Now the dreamer is outside on a beach, the lowest level in the dream cosmology of Inception. Staring up into a painting of the heavens on the underside of a cupola, she sees the characters that fall asleep in one city, then dream of another, then again fall asleep and dream of another, all the way down to the beach where she stands. If Alphaville inserted a detective movie into a science-fiction imaginary, Inception does the same with the heist movie. The movie follows a team of thieves who enter their targets’ dreams to steal or plant information. The targets’ subconscious construct cities as defensive labyrinths designed to hide their secrets. The architect, the aptly named Ariadne, designs cities within cities that lure the target dreamer into a false sense of security. The rest of the team, like a troupe of actors, convinces the hapless targets that their dream is reality and to reveal the safe or lockbox lodged somewhere in its center. Sometimes the target has to be put to sleep in the real world, then to sleep again in the dream.
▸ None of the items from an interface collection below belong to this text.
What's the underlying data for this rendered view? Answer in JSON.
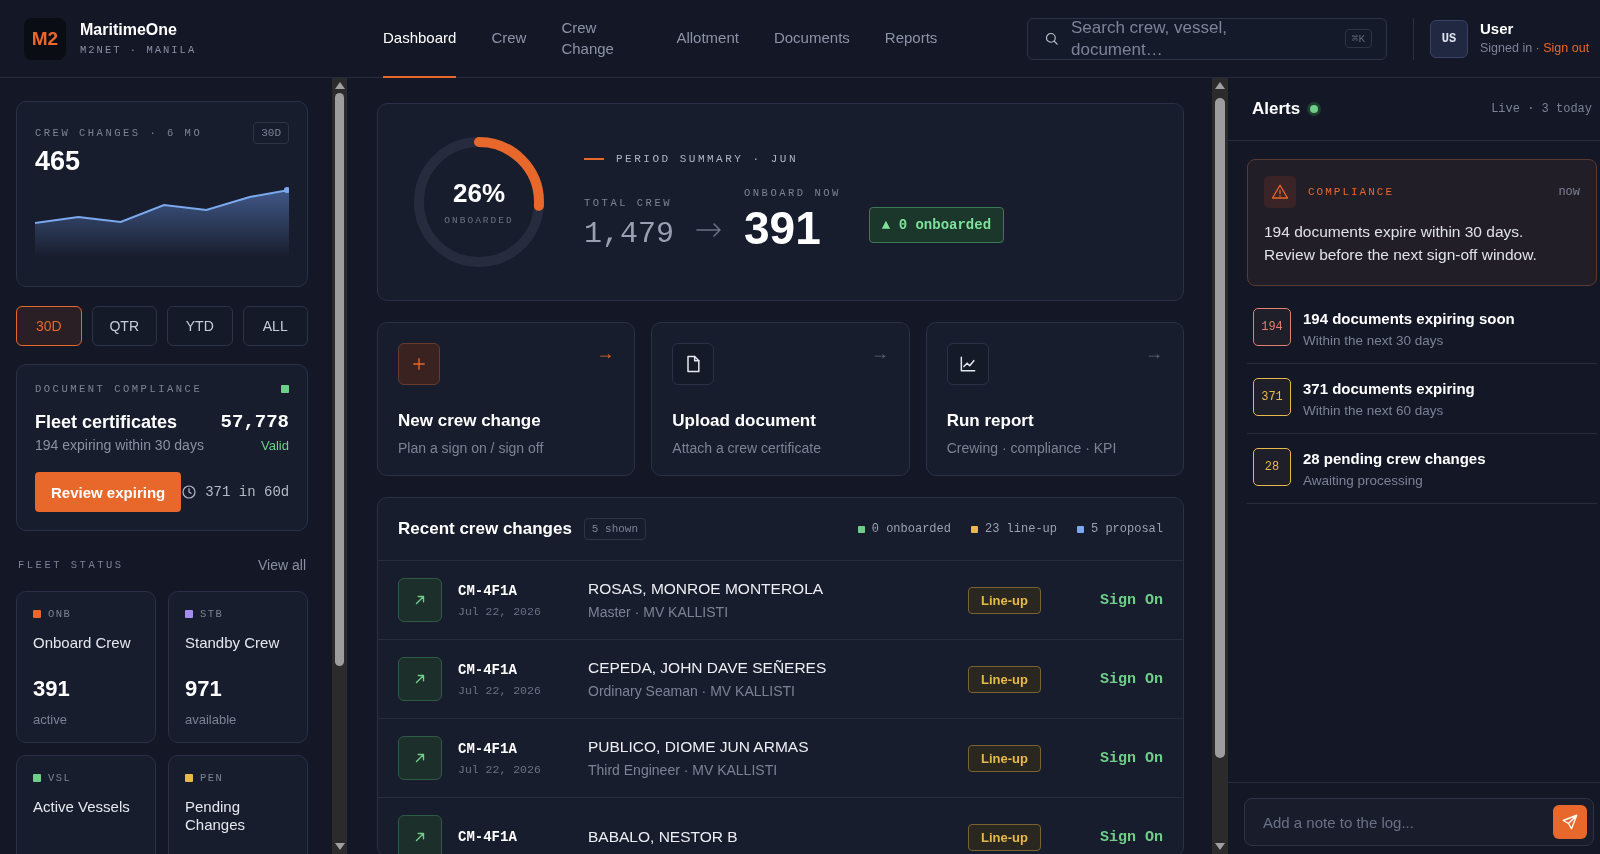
{
  "app": {
    "logo": "M2",
    "name": "MaritimeOne",
    "subtitle": "M2NET · MANILA"
  },
  "nav": [
    {
      "label": "Dashboard",
      "selected": true
    },
    {
      "label": "Crew",
      "selected": false
    },
    {
      "label": "Crew Change",
      "selected": false
    },
    {
      "label": "Allotment",
      "selected": false
    },
    {
      "label": "Documents",
      "selected": false
    },
    {
      "label": "Reports",
      "selected": false
    }
  ],
  "search": {
    "placeholder": "Search crew, vessel, document…",
    "shortcut": "⌘K"
  },
  "user": {
    "initials": "US",
    "name": "User",
    "status": "Signed in ·",
    "link": "Sign out"
  },
  "crew_changes_card": {
    "title": "CREW CHANGES · 6 MO",
    "badge": "30D",
    "value": "465"
  },
  "periods": [
    {
      "label": "30D",
      "selected": true
    },
    {
      "label": "QTR",
      "selected": false
    },
    {
      "label": "YTD",
      "selected": false
    },
    {
      "label": "ALL",
      "selected": false
    }
  ],
  "compliance": {
    "title": "DOCUMENT COMPLIANCE",
    "heading": "Fleet certificates",
    "note": "194 expiring within 30 days",
    "count": "57,778",
    "count_status": "Valid",
    "button": "Review expiring",
    "expiring_60": "371 in 60d"
  },
  "fleet_status": {
    "title": "FLEET STATUS",
    "link": "View all",
    "cards": [
      {
        "code": "ONB",
        "color": "#e8672a",
        "name": "Onboard Crew",
        "value": "391",
        "note": "active"
      },
      {
        "code": "STB",
        "color": "#a48cf0",
        "name": "Standby Crew",
        "value": "971",
        "note": "available"
      },
      {
        "code": "VSL",
        "color": "#6fcf8a",
        "name": "Active Vessels"
      },
      {
        "code": "PEN",
        "color": "#e8b94a",
        "name": "Pending Changes"
      }
    ]
  },
  "summary": {
    "level": 0.26,
    "percent": "26%",
    "percent_label": "ONBOARDED",
    "title": "PERIOD SUMMARY · JUN",
    "total_label": "TOTAL CREW",
    "total": "1,479",
    "onboard_label": "ONBOARD NOW",
    "onboard": "391",
    "delta": "▲ 0 onboarded"
  },
  "actions": [
    {
      "kind": "add",
      "title": "New crew change",
      "subtitle": "Plan a sign on / sign off",
      "arrow": "→"
    },
    {
      "kind": "document",
      "title": "Upload document",
      "subtitle": "Attach a crew certificate",
      "arrow": "→"
    },
    {
      "kind": "report",
      "title": "Run report",
      "subtitle": "Crewing · compliance · KPI",
      "arrow": "→"
    }
  ],
  "recent": {
    "title": "Recent crew changes",
    "count": "5 shown",
    "legend": [
      {
        "label": "0 onboarded",
        "color": "#6fcf8a"
      },
      {
        "label": "23 line-up",
        "color": "#e8b94a"
      },
      {
        "label": "5 proposal",
        "color": "#7aa9ee"
      }
    ],
    "rows": [
      {
        "id": "CM-4F1A",
        "date": "Jul 22, 2026",
        "name": "ROSAS, MONROE MONTEROLA",
        "role": "Master · MV KALLISTI",
        "status": "Line-up",
        "action": "Sign On"
      },
      {
        "id": "CM-4F1A",
        "date": "Jul 22, 2026",
        "name": "CEPEDA, JOHN DAVE SEÑERES",
        "role": "Ordinary Seaman · MV KALLISTI",
        "status": "Line-up",
        "action": "Sign On"
      },
      {
        "id": "CM-4F1A",
        "date": "Jul 22, 2026",
        "name": "PUBLICO, DIOME JUN ARMAS",
        "role": "Third Engineer · MV KALLISTI",
        "status": "Line-up",
        "action": "Sign On"
      },
      {
        "id": "CM-4F1A",
        "name": "BABALO, NESTOR B",
        "status": "Line-up",
        "action": "Sign On"
      }
    ]
  },
  "alerts": {
    "title": "Alerts",
    "live": true,
    "meta": "Live · 3 today",
    "featured": {
      "category": "COMPLIANCE",
      "time": "now",
      "message": "194 documents expire within 30 days. Review before the next sign-off window."
    },
    "items": [
      {
        "count": "194",
        "color": "#e0806e",
        "title": "194 documents expiring soon",
        "subtitle": "Within the next 30 days"
      },
      {
        "count": "371",
        "color": "#e8b94a",
        "title": "371 documents expiring",
        "subtitle": "Within the next 60 days"
      },
      {
        "count": "28",
        "color": "#e8b94a",
        "title": "28 pending crew changes",
        "subtitle": "Awaiting processing"
      }
    ],
    "note": {
      "placeholder": "Add a note to the log..."
    }
  }
}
To die in the dream is to fall into pure unconstructed dream space, landing on the beach of the subconscious, the very beach that our dreamer stands upon.
There, at the water’s edge, she steps in and drifts off into another film at a level even further below the beach. She slips beneath the current into Arthur Jafa’s Love is the Message, The Message is Death. In this city of formless and abstract architecture, of regulated collisions, palaces set like jewels in syncopated spaces, and towers that pulse then turn to sand, the dreamer is caught between the image of a smoldering planet and President Obama singing “Amazing Grace.” She lives in the cut, in the break as the bard would say. She is the sunglasses that fall from one stunned onlooker’s face; she’s the child that leaps from a top step into a YouTube clip. These are not representations of life in the city, but rather the city itself. The form of the city — the endless transformations of a black city in the rhythmic cutting and reassembly of images. An architecture born from the structure of black music, from the collision of seemingly disparate things that predate montage, predate film, that even predate cities. Born when a system of paths cut through the forest became a form of writing and that form of writing became an urban plan and that plan a film, seen, half-glimpsed if at all, in dreams…
The dreamer dreams of a city that is the size of the entire world. She knows this to be true, in that way that dreamers know things, because everything in the dream is already somewhere inside the dreamer. Dream and city overlap so seamlessly in her sleep that they are the same thing — the city is the dream and the dream is the city.